Proverbs 11


These are my notes from reading Proverbs, one of the books in the bible. Almost the entire book is a collection of proverbs - short sayings that are generally true. I presume there is some structure and themes in their arrangement, taking notes should help these become clearer and hopefully also help me remember and apply them better.

The book is split up into chapters, which are quite short sections of the book. It would probably take about a minute or two to read each one. The chapters are further split up into verses. In Proverbs each verse seems to be one sentence.

Numbering the text like this is useful because it lets you refer precisely to a part of the book. Proverbs does have a few headings, but they are too far apart to provide enough structure on their own, I think.

I've read this book a couple of times before, and appreciated it even when I could feel that I was missing most of the wisdom in it. The book is quite easy to read - the sentences are short and the analogies seem simple enough.

It's refreshing to read something that has existed for thousands of year, has withstood criticisms, and feels approachable. It's practical, despite being old and written in a completely different cultural context. I find this comforting.
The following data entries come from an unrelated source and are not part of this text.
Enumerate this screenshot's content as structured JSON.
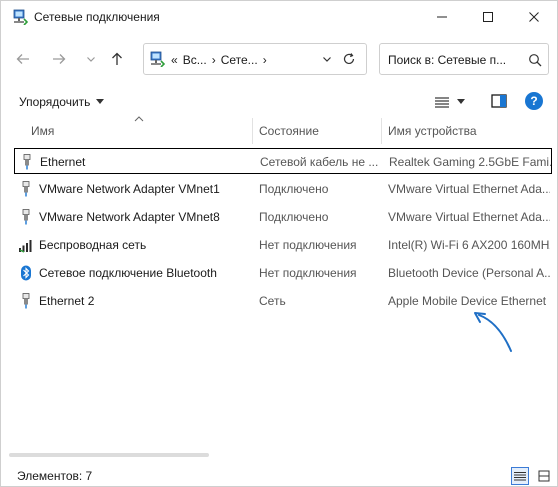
{
  "window": {
    "title": "Сетевые подключения"
  },
  "address": {
    "prefix": "«",
    "crumbs": [
      "Вс...",
      "Сете..."
    ],
    "separator": "›"
  },
  "search": {
    "placeholder": "Поиск в: Сетевые п..."
  },
  "toolbar": {
    "organize_label": "Упорядочить"
  },
  "columns": {
    "name": "Имя",
    "status": "Состояние",
    "device": "Имя устройства"
  },
  "connections": [
    {
      "name": "Ethernet",
      "status": "Сетевой кабель не ...",
      "device": "Realtek Gaming 2.5GbE Fami...",
      "icon": "ethernet-icon",
      "selected": true
    },
    {
      "name": "VMware Network Adapter VMnet1",
      "status": "Подключено",
      "device": "VMware Virtual Ethernet Ada...",
      "icon": "ethernet-icon",
      "selected": false
    },
    {
      "name": "VMware Network Adapter VMnet8",
      "status": "Подключено",
      "device": "VMware Virtual Ethernet Ada...",
      "icon": "ethernet-icon",
      "selected": false
    },
    {
      "name": "Беспроводная сеть",
      "status": "Нет подключения",
      "device": "Intel(R) Wi-Fi 6 AX200 160MHz",
      "icon": "wifi-icon",
      "selected": false
    },
    {
      "name": "Сетевое подключение Bluetooth",
      "status": "Нет подключения",
      "device": "Bluetooth Device (Personal A...",
      "icon": "bluetooth-icon",
      "selected": false
    },
    {
      "name": "Ethernet 2",
      "status": "Сеть",
      "device": "Apple Mobile Device Ethernet",
      "icon": "ethernet-icon",
      "selected": false
    }
  ],
  "statusbar": {
    "count_label": "Элементов: 7"
  },
  "colors": {
    "accent": "#1976d2",
    "annotation_arrow": "#1f6fc5"
  }
}
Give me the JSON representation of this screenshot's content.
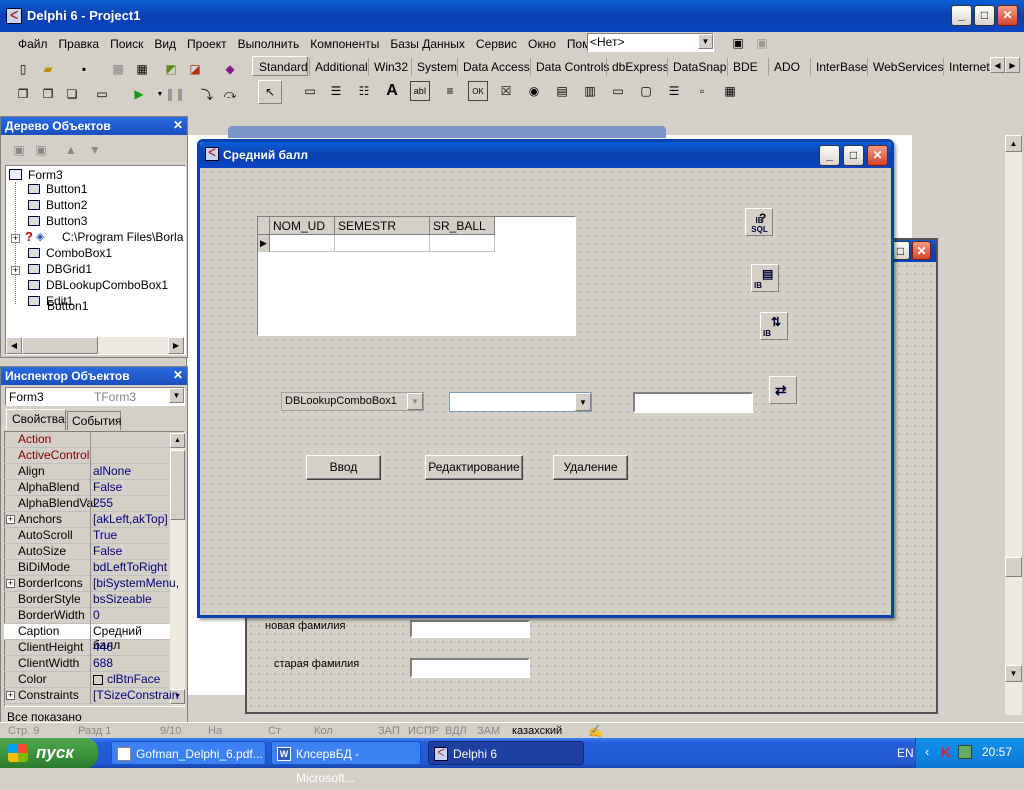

Each proverb contrasts justice and injustice using a variety of phrases and images. Pride and humility, integrity and crookedness, righteousness and wickedness.

In the context of these qualities, various situations are described: a false balance, disgrace, wisdom, riches.

The proverbs are somewhat exaggerated, which seems reasonable given that they are self contained single sentences tasked with defining and then resolving a problem. The imagery is clear, it does not rely on subtlety.

The biggest themes are that honesty, integrity, righteousness are to be valued, and their opposites are to be avoided at all costs. Each of these qualities are in fact actions, not sentiments, and the consequences of these actions are reliable and consistent, and inevitable. The advice to "love your neighbor like yourself" is a good summary of many of the proverbs.

Its clarity and confidence is encouraging. Do good and good things will happen, do evil and the consequences are inevitably bad for you.


  • The fruit of the righteous is a tree of life, and whoever captures souls is wise - the first part sounds wonderful. Who wouldn't want to produce life? The second part is surprising. What is the "capturing souls"?
  • The desire of the righteous ends only in good, the expectation of the wicked in wrath. - this is encouraging
  • One gives freely, yet grows all the richer; another withholds what he should give, and only suffers want. - counter-intuitive
  • Like a gold ring a pig's snout is a beautiful woman without discretion - this doesn't seem to fit in with any proverbs around it. Is this the only mention of a woman in this section? Why is it important enough to be included? Does this imply that beauty is discreet? There is surely a big cultural gap between Amsterdam in 2021 and where ever this was first written.
  • A man who is kind benefits himself, but a cruel man hurts himself. - this is good to know


  • Don't lie, cheat, steal or plot. Treat people like you yourself would want to be treated.
  • Make an effort to do good and increase justice, and things will go well for you.
  • God delights in blameless people, and he abhors people with crooked hearts.
  • Beauty without discretion is an incongruous waste.